Exercise aim: When you spot the word "JSON" in a line of the data below, copy that line.

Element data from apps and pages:
========================================================================
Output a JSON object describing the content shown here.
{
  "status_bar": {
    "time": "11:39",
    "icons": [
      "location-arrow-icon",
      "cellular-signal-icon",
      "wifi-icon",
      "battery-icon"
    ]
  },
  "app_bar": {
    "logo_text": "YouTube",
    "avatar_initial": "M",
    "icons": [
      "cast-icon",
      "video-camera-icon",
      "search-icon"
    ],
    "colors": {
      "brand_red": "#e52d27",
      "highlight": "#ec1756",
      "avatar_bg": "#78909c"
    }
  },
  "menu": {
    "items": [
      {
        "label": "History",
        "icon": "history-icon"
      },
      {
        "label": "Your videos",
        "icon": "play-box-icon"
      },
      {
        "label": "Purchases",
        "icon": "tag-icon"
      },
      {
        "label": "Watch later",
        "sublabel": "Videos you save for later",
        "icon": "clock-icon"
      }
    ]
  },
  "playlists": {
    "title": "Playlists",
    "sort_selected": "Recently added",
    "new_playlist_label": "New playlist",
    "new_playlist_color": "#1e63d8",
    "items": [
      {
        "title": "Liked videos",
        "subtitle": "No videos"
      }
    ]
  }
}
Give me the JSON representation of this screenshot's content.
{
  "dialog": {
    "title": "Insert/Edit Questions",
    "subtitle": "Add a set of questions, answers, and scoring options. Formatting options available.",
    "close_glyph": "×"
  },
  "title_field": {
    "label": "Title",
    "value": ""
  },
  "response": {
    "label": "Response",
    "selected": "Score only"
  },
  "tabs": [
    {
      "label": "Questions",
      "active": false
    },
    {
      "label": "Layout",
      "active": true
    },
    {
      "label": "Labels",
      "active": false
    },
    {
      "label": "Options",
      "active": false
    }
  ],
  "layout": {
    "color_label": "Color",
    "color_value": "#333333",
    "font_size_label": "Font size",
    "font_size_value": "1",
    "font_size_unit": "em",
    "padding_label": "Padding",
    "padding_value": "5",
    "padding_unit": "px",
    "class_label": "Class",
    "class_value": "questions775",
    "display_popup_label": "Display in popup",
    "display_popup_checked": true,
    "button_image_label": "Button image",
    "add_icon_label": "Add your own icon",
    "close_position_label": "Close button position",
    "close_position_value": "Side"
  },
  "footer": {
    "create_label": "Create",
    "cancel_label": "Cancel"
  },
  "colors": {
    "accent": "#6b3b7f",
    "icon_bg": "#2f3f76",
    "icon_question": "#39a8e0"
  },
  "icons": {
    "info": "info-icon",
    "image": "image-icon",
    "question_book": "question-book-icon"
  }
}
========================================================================
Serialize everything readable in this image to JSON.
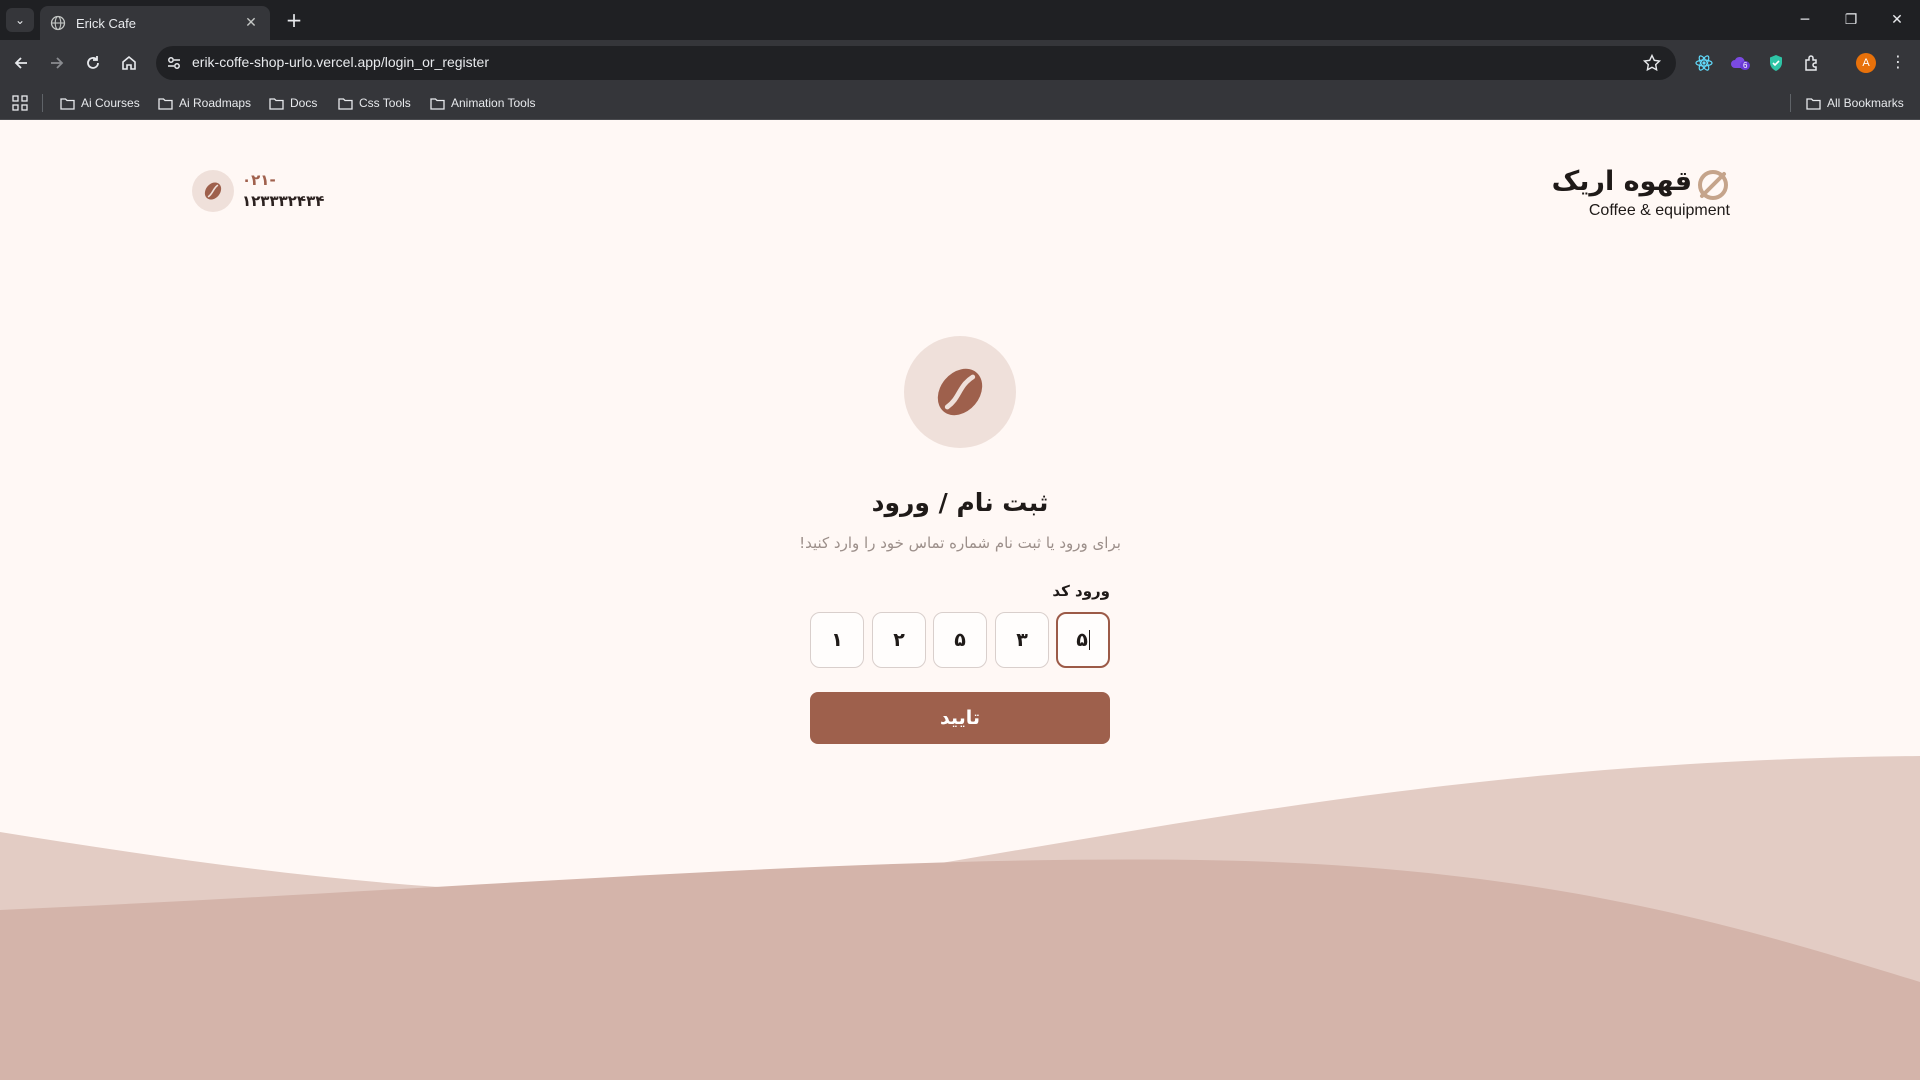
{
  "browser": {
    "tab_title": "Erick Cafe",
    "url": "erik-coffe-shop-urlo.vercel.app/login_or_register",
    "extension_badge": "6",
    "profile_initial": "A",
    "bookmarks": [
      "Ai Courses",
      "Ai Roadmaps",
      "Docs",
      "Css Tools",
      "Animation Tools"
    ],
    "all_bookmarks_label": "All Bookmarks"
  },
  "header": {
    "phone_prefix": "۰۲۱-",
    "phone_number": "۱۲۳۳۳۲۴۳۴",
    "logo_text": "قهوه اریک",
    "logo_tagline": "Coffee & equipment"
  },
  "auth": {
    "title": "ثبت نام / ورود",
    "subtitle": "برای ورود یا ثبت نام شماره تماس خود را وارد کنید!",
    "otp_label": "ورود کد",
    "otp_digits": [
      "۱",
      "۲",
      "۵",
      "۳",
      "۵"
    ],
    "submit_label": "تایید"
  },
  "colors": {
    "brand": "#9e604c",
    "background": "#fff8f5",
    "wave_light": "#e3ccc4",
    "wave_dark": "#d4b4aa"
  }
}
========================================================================
Exercise output:
Output a JSON object describing the content shown here.
Give me the JSON representation of this screenshot's content.
Serialize everything readable in this image to JSON.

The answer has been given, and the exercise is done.